Porta-potties are now lining the outskirts of campus, drafting what could become by Tuesday a picket line between Western and its librarians and archivists union.
Eight portable toilets from Johnson’s Sanitation arrived along Western Road and near Main Gates Thursday morning. More are expected to arrive before next week’s strike deadline.
The porta-potties are an inconspicuous symbol of a looming picket line, installed as on-going negotiations between the faculty union and Western inch towards a strike deadline. If a collective agreement is not reached by midnight on Monday, librarians and archivists could call a work stoppage.
Negotiations paused on Sept. 16, after the faculty union filed for a “no board” report with the ministry of labour. This allowed them to legally strike 17 days after it was approved.
This is the fourth time Western has gone to the bargaining table with different labour unions over the past year.
The University of Western Ontario’s Faculty Association relocated their office to a strike headquarters in an abandoned Rexall building on Oxford and Wonderland. This is the same building used last year when faculty nearly took strike action.
If a strike begins, they will not be able to cross the picket line to their formal office on campus.
But, University of Western Ontario’s Faculty Association president John Ciriello hopes it won’t come to that.
UWOFA and Western will continue to meet down to the wire. They negotiated on Thursday that did not result in a deal, and have another planned for Monday.
Following Thursday’s bargaining, Ciriello said the two sides are starting to see eye-to-eye.
“I’m optimistic something may happen, however it’s unpredictable,” he said. “We still have our major issues to deal with.”
The negotiations are hung up on Bill 124. The proposed legislation would limit public sector wage increases to 1 per cent a year. Although this bill has not been passed yet, Western is still aiming for this standard.
But, Ciriello cited that inflation is moving at a rate of 2.1 per cent right now, and argued a 1 per cent increase would become a wage cut over time. This draws out negotiations revolving around increased compensation and benefits.
“It’s not legislation yet, let’s move on. When it becomes legislation, then we can deal with the situation,” Ciriello said. “My long term concern actually is I believe the university is trying to establish a new low for negotiations. That’s for every group on campus.”
And UWOFA is feeling the weight on their shoulders.
Ciriello is already thinking ahead to contract negotiations between the administration and the teaching assistants’ and post-doctorals’ union set to take place this year, and even for when UWOFA re-enters the battleground on behalf of faculty in three years.
“Whatever happens in this negotiation will set the tone for all future negotiations with all employee groups on campus.”
The local TA union — part of the Public Service Alliance of Canada — has actively supported UWOFA through their negotiations.
The faculty union has been trying a variety of strategies to have their voices heard on campus. On Thursday, members of the faculty union took to the streets, starting on Concrete Beach.
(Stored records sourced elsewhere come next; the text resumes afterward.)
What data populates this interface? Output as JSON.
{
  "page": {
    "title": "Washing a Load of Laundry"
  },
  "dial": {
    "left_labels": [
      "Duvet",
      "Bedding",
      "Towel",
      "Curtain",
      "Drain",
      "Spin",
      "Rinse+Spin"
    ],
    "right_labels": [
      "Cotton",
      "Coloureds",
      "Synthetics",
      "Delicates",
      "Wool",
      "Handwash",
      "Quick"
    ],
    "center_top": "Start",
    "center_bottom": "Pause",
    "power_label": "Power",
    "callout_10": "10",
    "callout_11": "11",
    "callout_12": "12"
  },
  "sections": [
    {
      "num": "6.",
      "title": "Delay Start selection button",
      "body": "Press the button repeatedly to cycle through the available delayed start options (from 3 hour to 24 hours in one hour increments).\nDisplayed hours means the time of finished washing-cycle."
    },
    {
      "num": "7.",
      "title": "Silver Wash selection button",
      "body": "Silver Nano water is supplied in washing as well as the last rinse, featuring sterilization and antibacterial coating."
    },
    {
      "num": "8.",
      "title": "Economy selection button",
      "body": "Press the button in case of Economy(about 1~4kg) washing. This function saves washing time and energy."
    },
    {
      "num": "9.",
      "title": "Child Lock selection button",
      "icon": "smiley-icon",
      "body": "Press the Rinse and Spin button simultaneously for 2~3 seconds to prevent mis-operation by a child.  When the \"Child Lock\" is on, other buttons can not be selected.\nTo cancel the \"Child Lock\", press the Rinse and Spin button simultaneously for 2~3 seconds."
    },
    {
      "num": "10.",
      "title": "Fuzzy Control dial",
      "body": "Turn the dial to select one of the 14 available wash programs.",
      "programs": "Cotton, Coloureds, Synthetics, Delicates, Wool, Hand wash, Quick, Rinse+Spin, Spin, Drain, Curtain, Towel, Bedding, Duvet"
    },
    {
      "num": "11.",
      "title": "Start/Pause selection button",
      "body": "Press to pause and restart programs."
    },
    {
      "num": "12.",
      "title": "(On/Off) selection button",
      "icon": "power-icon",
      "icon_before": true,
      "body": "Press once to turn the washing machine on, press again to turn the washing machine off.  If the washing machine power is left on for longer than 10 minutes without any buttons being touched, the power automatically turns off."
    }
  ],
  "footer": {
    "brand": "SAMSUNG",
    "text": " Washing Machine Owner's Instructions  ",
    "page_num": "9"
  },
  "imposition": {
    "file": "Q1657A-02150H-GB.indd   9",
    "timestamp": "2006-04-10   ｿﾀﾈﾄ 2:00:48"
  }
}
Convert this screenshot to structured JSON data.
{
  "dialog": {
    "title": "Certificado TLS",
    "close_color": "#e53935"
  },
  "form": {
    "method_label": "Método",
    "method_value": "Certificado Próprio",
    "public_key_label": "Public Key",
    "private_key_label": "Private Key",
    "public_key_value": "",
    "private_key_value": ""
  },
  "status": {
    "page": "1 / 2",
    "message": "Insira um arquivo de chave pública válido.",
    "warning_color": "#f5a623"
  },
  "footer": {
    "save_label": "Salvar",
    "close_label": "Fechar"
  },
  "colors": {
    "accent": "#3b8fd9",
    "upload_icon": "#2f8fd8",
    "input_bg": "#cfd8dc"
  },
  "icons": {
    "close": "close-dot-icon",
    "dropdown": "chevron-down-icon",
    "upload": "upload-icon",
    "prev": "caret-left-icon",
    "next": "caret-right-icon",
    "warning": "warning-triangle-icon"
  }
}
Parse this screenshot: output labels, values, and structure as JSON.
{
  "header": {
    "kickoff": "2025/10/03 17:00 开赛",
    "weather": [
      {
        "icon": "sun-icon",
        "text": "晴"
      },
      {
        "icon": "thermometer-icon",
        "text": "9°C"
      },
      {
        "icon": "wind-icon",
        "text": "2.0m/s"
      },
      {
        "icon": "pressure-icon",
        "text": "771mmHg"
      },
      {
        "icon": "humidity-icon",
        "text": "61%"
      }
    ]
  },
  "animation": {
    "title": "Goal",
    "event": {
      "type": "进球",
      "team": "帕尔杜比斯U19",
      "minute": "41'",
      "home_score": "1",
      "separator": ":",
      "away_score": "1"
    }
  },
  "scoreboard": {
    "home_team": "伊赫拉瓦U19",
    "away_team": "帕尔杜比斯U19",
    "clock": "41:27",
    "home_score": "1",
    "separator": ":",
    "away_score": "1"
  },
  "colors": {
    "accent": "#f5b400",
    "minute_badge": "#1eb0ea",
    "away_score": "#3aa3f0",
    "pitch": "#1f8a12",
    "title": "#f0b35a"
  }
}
Around 50 people marched through campus, into the D.B. Weldon Library and down to Western’s gates on Richmond Street. The faculty union was joined by PSAC, provincial and local workers unions and the Amalgamated Transit Union to host a rally in support of librarians and archivists. London North Centre MPP Terence Kernaghan and NDP federal candidate Dirka Prout marched alongside the unions.
A week earlier, PSAC led a rally through the library and into the University Community Centre. They made their way into the University Students’ Council office, chanting and waving flags
UWOFA has also spread leaflets around campus, asking students and the public to stand with education workers.
PSAC president Ari Vangeest led the crowd into Weldon, singing pro-union songs and chanting, accompanied by a circle of drums. Students gathered around the crowd and filmed on their phones.
Two women working at the library’s front desk said they were surprised by the loud commotion, but appreciated the support nonetheless.
The crowd marched to sing outside of Western’s president Alan Shepard’s office at Stevenson Hall, then made their way to the front gates, blocking traffic as they went. A microphone and table of coffee were waiting for protesters when they reached the gates.
Many stayed after the speeches to hand out leaflets.
In support of UWOFA, the Amalgamated Transit Union said buses will detour around campus if a strike begins. It’s written into transit workers’ collective agreement that they will not cross a picket line.
“The whole city should be standing behind you,” the transit union’s president Steve Holmes said. “We’ll do our part, we’ll not cross the picket line and we’ll be standing with you when we can.”